What to produce. Report all lines from the entries below in which "icon" appears.

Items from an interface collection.
[Start of section]

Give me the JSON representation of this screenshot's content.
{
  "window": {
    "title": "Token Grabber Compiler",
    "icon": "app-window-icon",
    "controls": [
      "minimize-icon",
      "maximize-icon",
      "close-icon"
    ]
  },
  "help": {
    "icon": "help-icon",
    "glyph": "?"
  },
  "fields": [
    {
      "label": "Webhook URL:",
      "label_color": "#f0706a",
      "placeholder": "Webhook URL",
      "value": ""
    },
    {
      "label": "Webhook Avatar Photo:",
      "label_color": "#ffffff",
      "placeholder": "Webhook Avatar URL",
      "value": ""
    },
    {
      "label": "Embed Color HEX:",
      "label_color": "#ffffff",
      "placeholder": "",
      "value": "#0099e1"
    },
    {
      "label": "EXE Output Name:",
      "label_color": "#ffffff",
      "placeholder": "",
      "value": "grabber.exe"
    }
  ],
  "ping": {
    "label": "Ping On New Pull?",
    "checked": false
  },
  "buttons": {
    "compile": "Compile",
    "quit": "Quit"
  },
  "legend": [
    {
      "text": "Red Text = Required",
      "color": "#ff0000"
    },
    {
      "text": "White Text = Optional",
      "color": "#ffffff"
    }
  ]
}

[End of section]

Solved exercise.
    "icon": "app-window-icon",
      "minimize-icon",
      "maximize-icon",
      "close-icon"
    "icon": "help-icon",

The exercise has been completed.